Drug tests are a common way for employers and athletic departments to check for illegal or banned substance abuse. In fact, home drug tests are available for purchase at the local drugstore or online, usually marketed towards parents concerned about their children.
How Drug Tests Work
People are usually tested in one of three ways. Urine tests detect trace amounts of the drug in a person's system, although they cannot tell when the drug was ingested. Blood tests can tell the exact amount at the time of the test, and determine whether or not a person was under the influence at the time of the test. Saliva, hair, and sweat specimen tests can also be used to detect the presence of specific drugs, though they are not as common.
Testing for a Body's Reaction
When you take any drug, whether it is legal or not, the body begins the work of breaking it down. To do so, it creates metabolites, which are stored in body fat and eventually excreted through the urine. Blood drug screens can test for both metabolites and the active drug in the system, and the other types of screenings only test for metabolites.
Both types use chemicals known as antibodies, which react in a certain way when they encounter the drugs or metabolites. If these initial tests are positive, testing companies delve further using gas chromatography mass spectrometry. This test allows scientists to separate the molecules of the solution and look at them up close. It is considered a very effective test, but it is also expensive to perform, so it's not generally used when an initial test comes back negative.
According to National Council on Alcohol and Drug Dependence, one of the leading testing companies in the U.S., popular drugs can be detectable for the following lengths of time in bodily fluids:
- Alcohol: 1 to 12 hours
- Methamphetamine: 1 to 2 days
- Cannabis: 2 to 7 days
- Cocaine: 2 to 4 days
- Morphine: 2 days
- PCP: 14 days
Hair can test positive for up to three months from exposure to a drug.

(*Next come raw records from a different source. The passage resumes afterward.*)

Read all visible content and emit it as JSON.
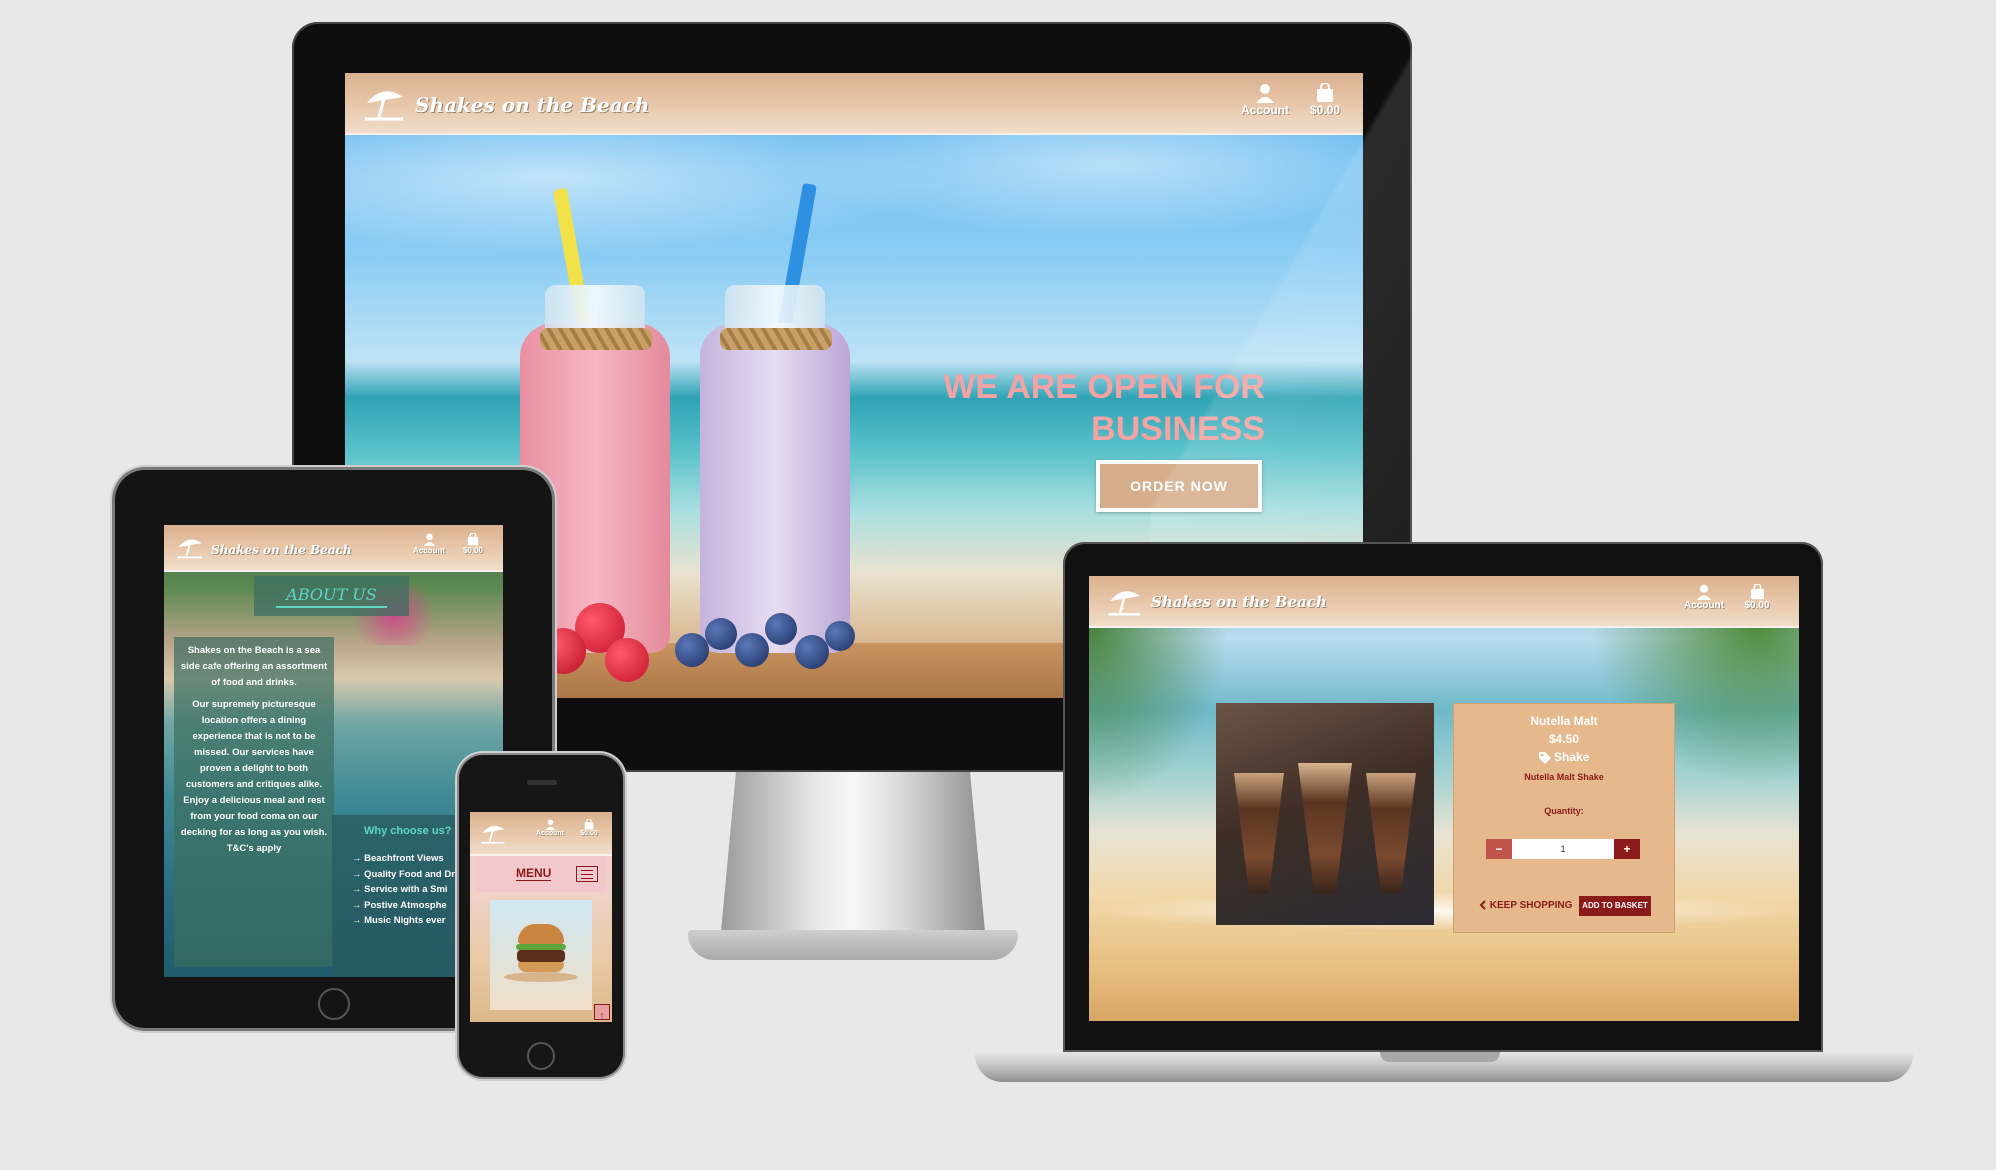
{
  "site": {
    "brand": "Shakes on the Beach",
    "account_label": "Account",
    "basket_total": "$0.00"
  },
  "desktop": {
    "hero_title_line1": "WE ARE OPEN FOR",
    "hero_title_line2": "BUSINESS",
    "order_button": "ORDER NOW"
  },
  "laptop": {
    "product": {
      "name": "Nutella Malt",
      "price": "$4.50",
      "category": "Shake",
      "description": "Nutella Malt Shake",
      "quantity_label": "Quantity:",
      "quantity_value": "1",
      "decrement": "−",
      "increment": "+"
    },
    "keep_shopping": "KEEP SHOPPING",
    "add_to_basket": "ADD TO BASKET"
  },
  "tablet": {
    "about_title": "ABOUT US",
    "about_p1": "Shakes on the Beach is a sea side cafe offering an assortment of food and drinks.",
    "about_p2": "Our supremely picturesque location offers a dining experience that is not to be missed. Our services have proven a delight to both customers and critiques alike. Enjoy a delicious meal and rest from your food coma on our decking for as long as you wish. T&C's apply",
    "why_title": "Why choose us?",
    "why_items": [
      "Beachfront Views",
      "Quality Food and Dr",
      "Service with a Smi",
      "Postive Atmosphe",
      "Music Nights ever"
    ]
  },
  "phone": {
    "menu_label": "MENU"
  },
  "colors": {
    "header_tan": "#e6c4a6",
    "hero_pink": "#f3a3a3",
    "button_tan": "#d6ae8c",
    "maroon": "#8b1a1a",
    "teal": "#5fd6c4"
  },
  "icons": [
    "umbrella-logo-icon",
    "user-icon",
    "shopping-bag-icon",
    "tag-icon",
    "chevron-left-icon",
    "hamburger-icon",
    "arrow-right-icon",
    "arrow-up-icon"
  ]
}
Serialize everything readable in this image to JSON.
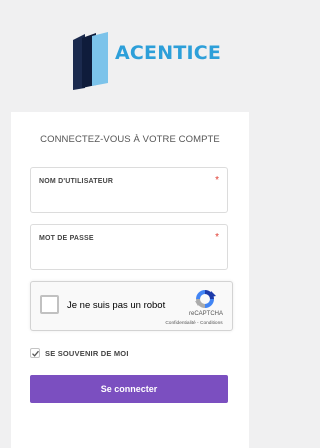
{
  "brand": {
    "name": "ACENTICE",
    "colors": {
      "logo_text": "#2d9fd9",
      "accent": "#7b4fc0",
      "required": "#e03c31"
    }
  },
  "login": {
    "heading": "CONNECTEZ-VOUS À VOTRE COMPTE",
    "username": {
      "label": "NOM D'UTILISATEUR",
      "required_mark": "*",
      "value": "",
      "icon": "none"
    },
    "password": {
      "label": "MOT DE PASSE",
      "required_mark": "*",
      "value": ""
    },
    "captcha": {
      "label": "Je ne suis pas un robot",
      "brand": "reCAPTCHA",
      "links": "Confidentialité - Conditions",
      "checked": false,
      "icon": "recaptcha-icon"
    },
    "remember": {
      "label": "SE SOUVENIR DE MOI",
      "checked": true,
      "icon": "checkmark-icon"
    },
    "submit_label": "Se connecter"
  }
}
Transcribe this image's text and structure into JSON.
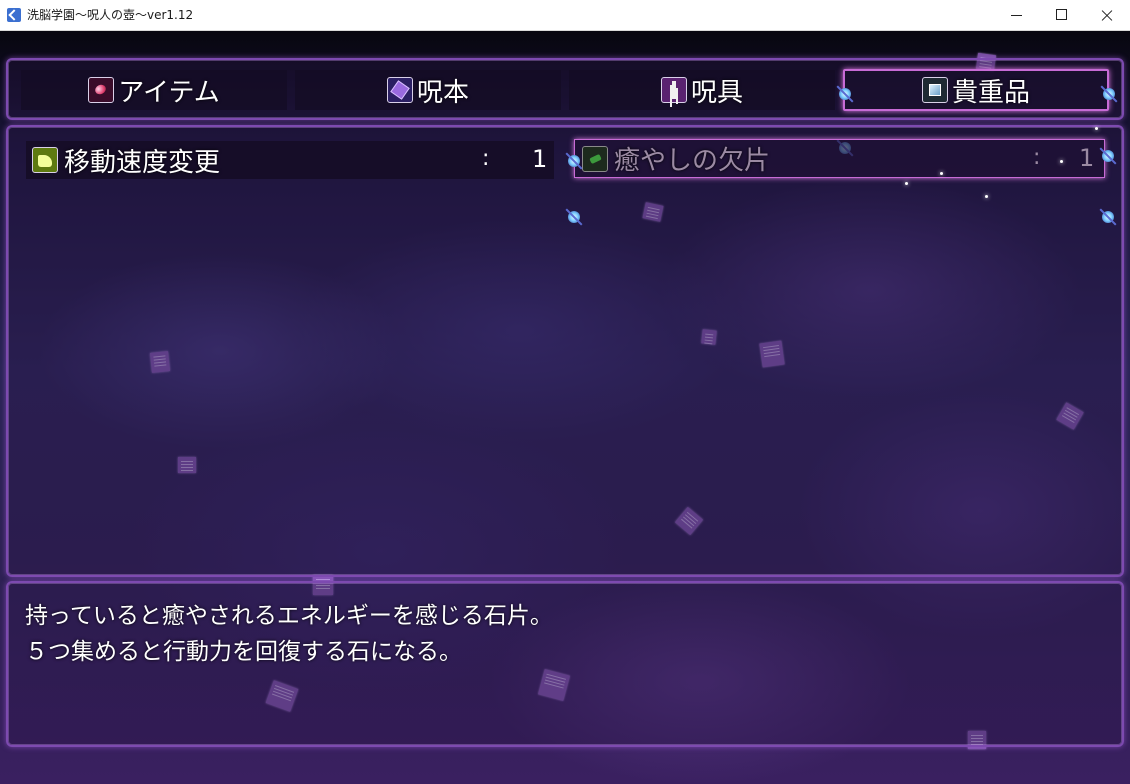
{
  "window": {
    "title": "洗脳学園～呪人の壺～ver1.12",
    "icon": "app-icon",
    "buttons": [
      "minimize-icon",
      "maximize-icon",
      "close-icon"
    ]
  },
  "tabs": [
    {
      "label": "アイテム",
      "icon": "gem-icon",
      "active": false
    },
    {
      "label": "呪本",
      "icon": "book-icon",
      "active": false
    },
    {
      "label": "呪具",
      "icon": "talisman-icon",
      "active": false
    },
    {
      "label": "貴重品",
      "icon": "valuable-icon",
      "active": true
    }
  ],
  "items": [
    {
      "name": "移動速度変更",
      "icon": "shoe-icon",
      "separator": ":",
      "count": "1",
      "selected": false
    },
    {
      "name": "癒やしの欠片",
      "icon": "shard-icon",
      "separator": ":",
      "count": "1",
      "selected": true
    }
  ],
  "help": {
    "line1": "持っていると癒やされるエネルギーを感じる石片。",
    "line2": "５つ集めると行動力を回復する石になる。"
  },
  "colors": {
    "frame": "#7d4ab0",
    "selection": "#c76bd6",
    "text": "#ffffff",
    "disabled_text": "#9b8aa3"
  }
}
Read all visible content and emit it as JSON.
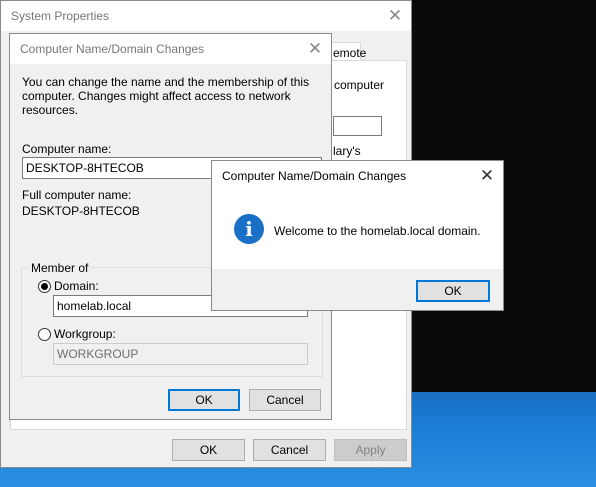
{
  "system_properties": {
    "title": "System Properties",
    "close_glyph": "✕",
    "tab_remote": "emote",
    "partial_text_1": "computer",
    "partial_text_2": "lary's",
    "ok_label": "OK",
    "cancel_label": "Cancel",
    "apply_label": "Apply"
  },
  "name_change_dialog": {
    "title": "Computer Name/Domain Changes",
    "close_glyph": "✕",
    "description": "You can change the name and the membership of this computer. Changes might affect access to network resources.",
    "computer_name_label": "Computer name:",
    "computer_name_value": "DESKTOP-8HTECOB",
    "full_name_label": "Full computer name:",
    "full_name_value": "DESKTOP-8HTECOB",
    "member_of_label": "Member of",
    "domain_label": "Domain:",
    "domain_value": "homelab.local",
    "domain_selected": true,
    "workgroup_label": "Workgroup:",
    "workgroup_value": "WORKGROUP",
    "ok_label": "OK",
    "cancel_label": "Cancel"
  },
  "welcome_message": {
    "title": "Computer Name/Domain Changes",
    "close_glyph": "✕",
    "icon": "info-icon",
    "icon_glyph": "i",
    "message": "Welcome to the homelab.local domain.",
    "ok_label": "OK"
  },
  "colors": {
    "accent": "#0078d7",
    "info_icon": "#1a6fc6",
    "desktop_blue": "#1b7fd6"
  }
}
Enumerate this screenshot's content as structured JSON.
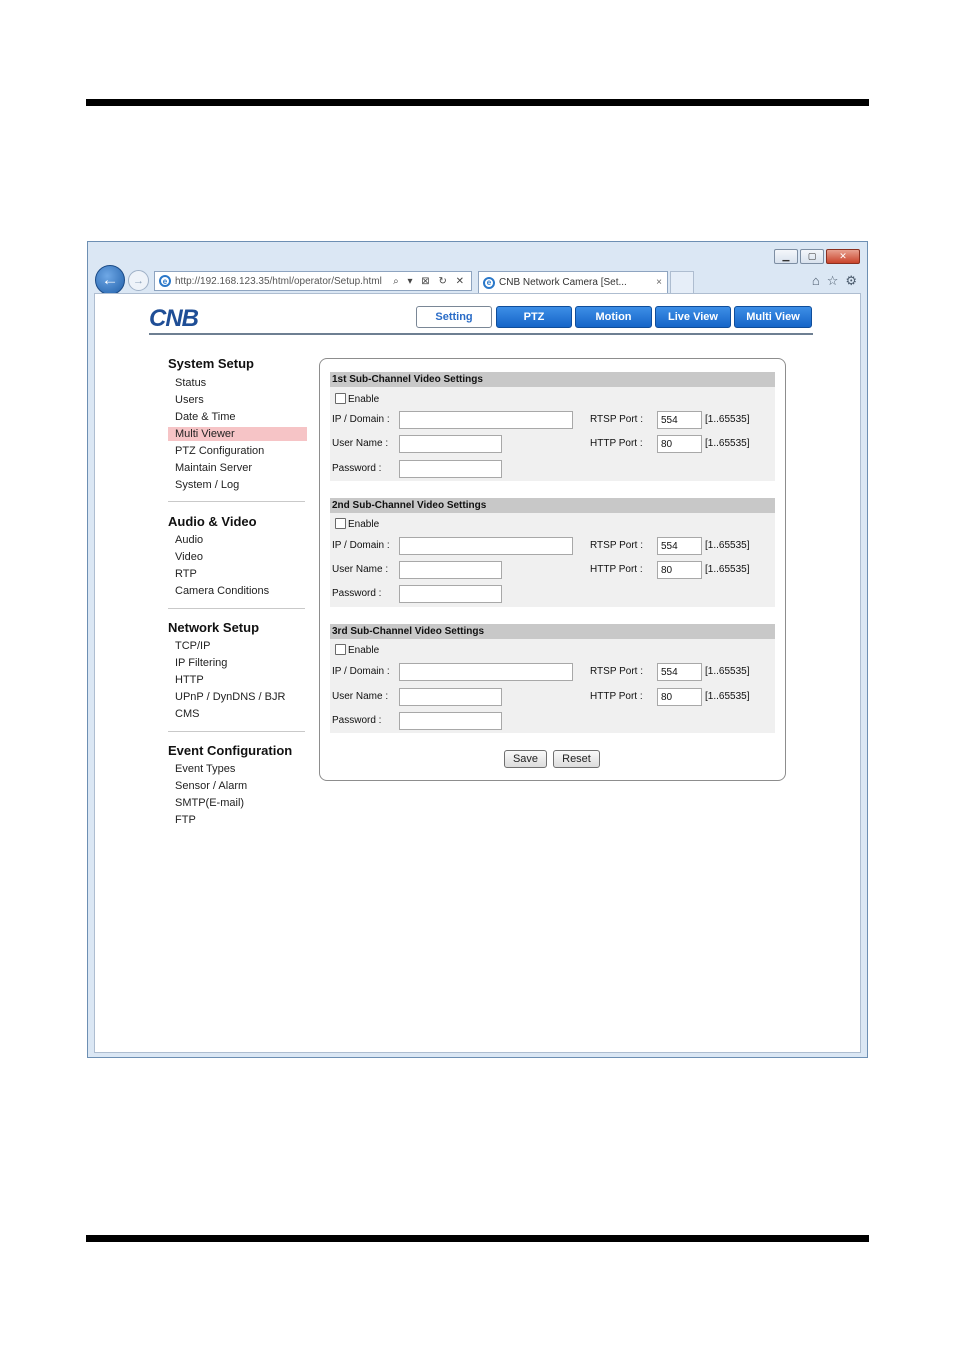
{
  "browser": {
    "url": "http://192.168.123.35/html/operator/Setup.html",
    "tab_title": "CNB Network Camera [Set...",
    "tab_close": "×",
    "address_tools": "⌕ ▾ ⊠ ↻ ✕"
  },
  "logo": {
    "text": "CNB",
    "color": "#1f4e96"
  },
  "nav": {
    "setting": "Setting",
    "ptz": "PTZ",
    "motion": "Motion",
    "live_view": "Live View",
    "multi_view": "Multi View"
  },
  "sidebar": {
    "system_setup": {
      "title": "System Setup",
      "items": [
        "Status",
        "Users",
        "Date & Time",
        "Multi Viewer",
        "PTZ Configuration",
        "Maintain Server",
        "System / Log"
      ]
    },
    "audio_video": {
      "title": "Audio & Video",
      "items": [
        "Audio",
        "Video",
        "RTP",
        "Camera Conditions"
      ]
    },
    "network_setup": {
      "title": "Network Setup",
      "items": [
        "TCP/IP",
        "IP Filtering",
        "HTTP",
        "UPnP / DynDNS / BJR",
        "CMS"
      ]
    },
    "event_configuration": {
      "title": "Event Configuration",
      "items": [
        "Event Types",
        "Sensor / Alarm",
        "SMTP(E-mail)",
        "FTP"
      ]
    }
  },
  "form": {
    "labels": {
      "enable": "Enable",
      "ip_domain": "IP / Domain :",
      "user_name": "User Name :",
      "password": "Password :",
      "rtsp_port": "RTSP Port :",
      "http_port": "HTTP Port :",
      "range": "[1..65535]"
    },
    "sections": [
      {
        "title": "1st Sub-Channel Video Settings",
        "rtsp_port": "554",
        "http_port": "80"
      },
      {
        "title": "2nd Sub-Channel Video Settings",
        "rtsp_port": "554",
        "http_port": "80"
      },
      {
        "title": "3rd Sub-Channel Video Settings",
        "rtsp_port": "554",
        "http_port": "80"
      }
    ],
    "save": "Save",
    "reset": "Reset"
  }
}
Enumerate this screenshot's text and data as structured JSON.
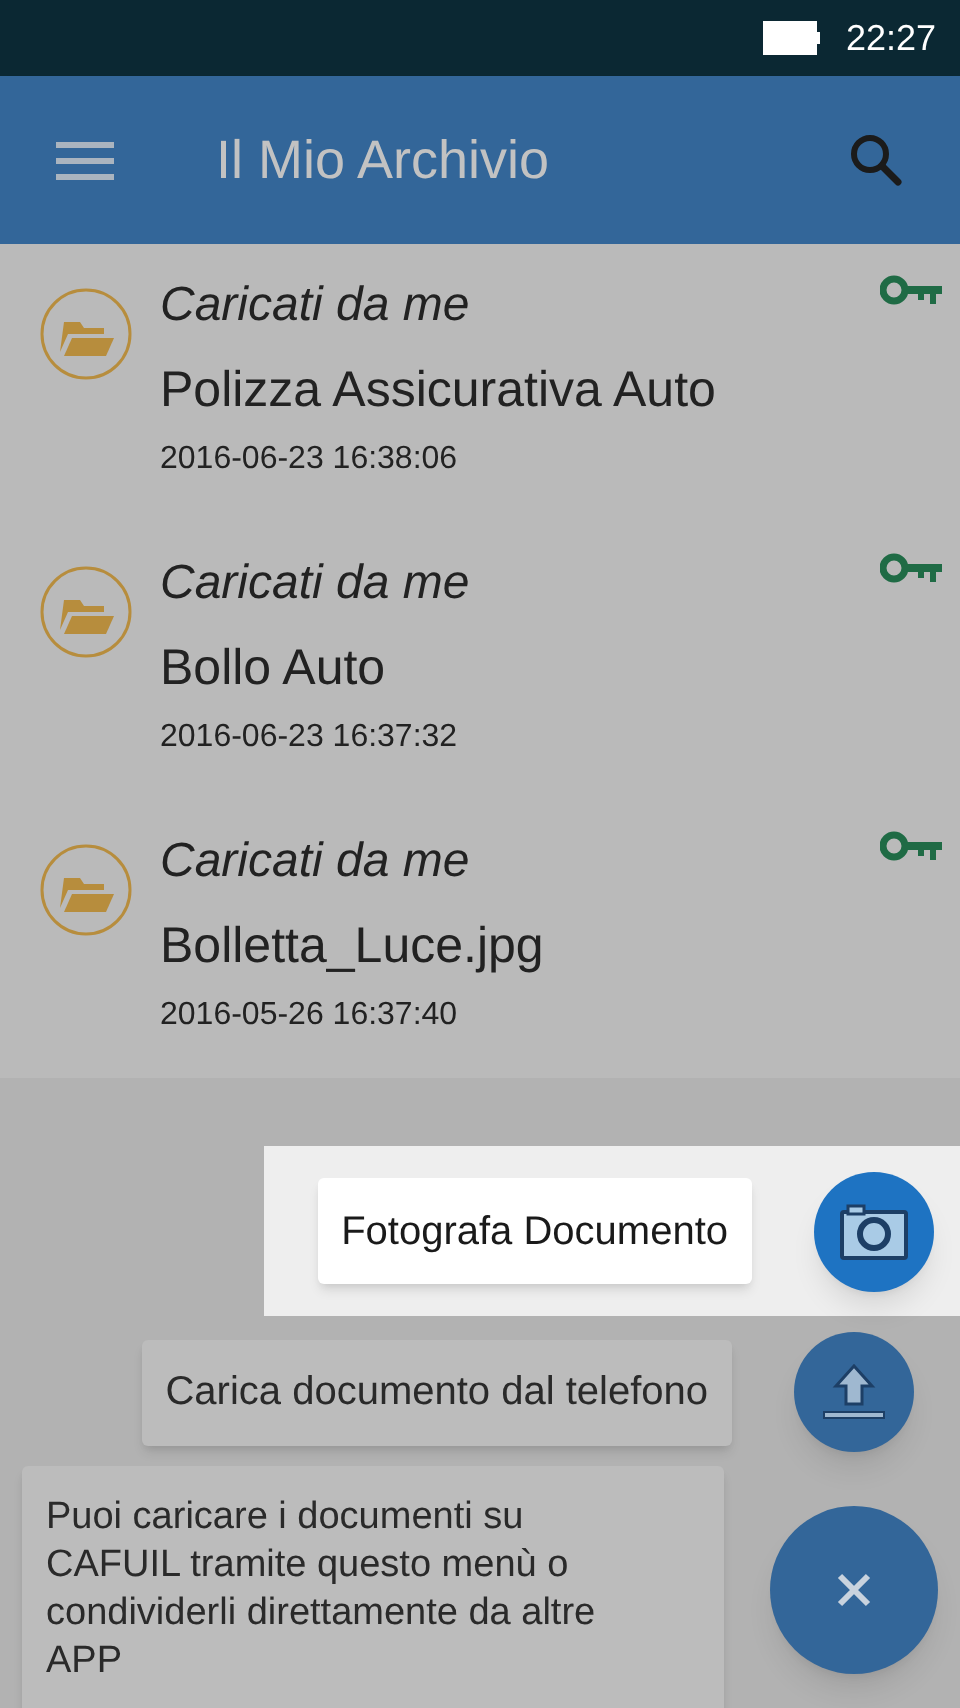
{
  "status_bar": {
    "time": "22:27"
  },
  "app_bar": {
    "title": "Il Mio Archivio"
  },
  "documents": [
    {
      "category": "Caricati da me",
      "name": "Polizza Assicurativa Auto",
      "date": "2016-06-23 16:38:06"
    },
    {
      "category": "Caricati da me",
      "name": "Bollo Auto",
      "date": "2016-06-23 16:37:32"
    },
    {
      "category": "Caricati da me",
      "name": "Bolletta_Luce.jpg",
      "date": "2016-05-26 16:37:40"
    }
  ],
  "fab_actions": [
    {
      "kind": "camera",
      "label": "Fotografa Documento",
      "highlighted": true
    },
    {
      "kind": "upload",
      "label": "Carica documento dal telefono",
      "highlighted": false
    }
  ],
  "hint": "Puoi caricare i documenti su CAFUIL tramite questo menù o condividerli direttamente da altre APP"
}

Several government agencies or industries regulated by the Federal Government require employees to be regularly tested for drugs. For example, the Federal Aviation Administration, Department of Defense, Federal Transit Authority, and Federal Railroad Commission all have drug test regulations stipulated for employees. The reason is for the safety and security of other employees and the public in general.
Private sector employers also have the option to drug test. According to the National Council on Alcoholism and Drug Dependence, drug use costs employers $81 billion each year, due to injuries, theft, low morale, health care and legal costs.
Reasons for drug testing in the workplace include:
- Ensuring compliance with federal regulations
- Meeting customer requirements
- Keeping from hiring someone who uses
- Enforcing company policy of no tolerance
- Improving safety at workplace
- Providing a reason behind discipline or firing
- Decreasing healthcare costs
Times when employers drug test vary. Some do pre-employment screening and follow-up tests at annual physicals. Other workplaces test after accidents or after a pattern of documented unfit behavior occurs. Many workplaces with safety and security concerns employ the use of random testing.
For workplaces that send employees to rehab or treatment centers, testing is done to ensure the reinstated employee is no longer using. Along with federal guidelines, many states have adopted rules regarding workplace testing. The U.S. Department of Labor has information regarding the varying rules for each specific state.
With the amount of money and fame involved in professional and amateur sports, athletes have a large incentive to use illegal or banned substances to enhance their performance. According to the World Anti-Doping Agency, doping threatens the health of athletes and the integrity of professional sports. Several of the most commonly abused drugs in the sporting world include:
- EPO (erythropoietin): Fake hormones that enhance performance
- Steroids: Artificial substance similar to testosterone that builds and maintains muscle
- HGH (Human Growth Hormone): Strengthens muscles and joints; speeds tissue repair
- Modafinil: Stimulant like an amphetamine but without some of the side effects
Additionally, athletes are tested for banned over-the-counter substances that may not be "illegal" drugs. Many are discouraged from taking nutritional supplements that have not been tested by the Food and Drug Administration or that may have unknown substances. Oftentimes, in major sporting events like the Olympics, athletes must submit to urine screens immediately after winning or placing highly in their events.
Home Drug Tests
Purchased from sites like Amazon and drugstore.com, home drug test kits promise accurate results. While some kits require samples to be mailed into a laboratory, others offer fast results at home. These kits can test for:
One of the most comprehensive is the panel test by Devon Laboratories, which you simply screw into the provided urine sample cup and read after five minutes. It tests for the metabolites of ten different specific drugs.
The Hair Confirm test is more discreet. You take the hair from the person you are testing and deposit it into a foil pouch, then into a specimen bag, then into the provided envelope to mail to the testing center.
Remember, when you are testing at home that there is a chance for false positives. It is important to repeat the test or to confirm the results by visiting a reputable lab, especially if you're taking the test for legal reasons.
Future of Drug Tests
The drug testing game continues to be a battle between the drug testers and the drug users; users try to develop new drugs that are not detectable by traditional means, and testers try to create more advanced tests to check for these new substances. While some may count on taking substances that are undetectable or cheating drug tests by other means, they should be aware that this behavior may catch up with them, even if it takes years.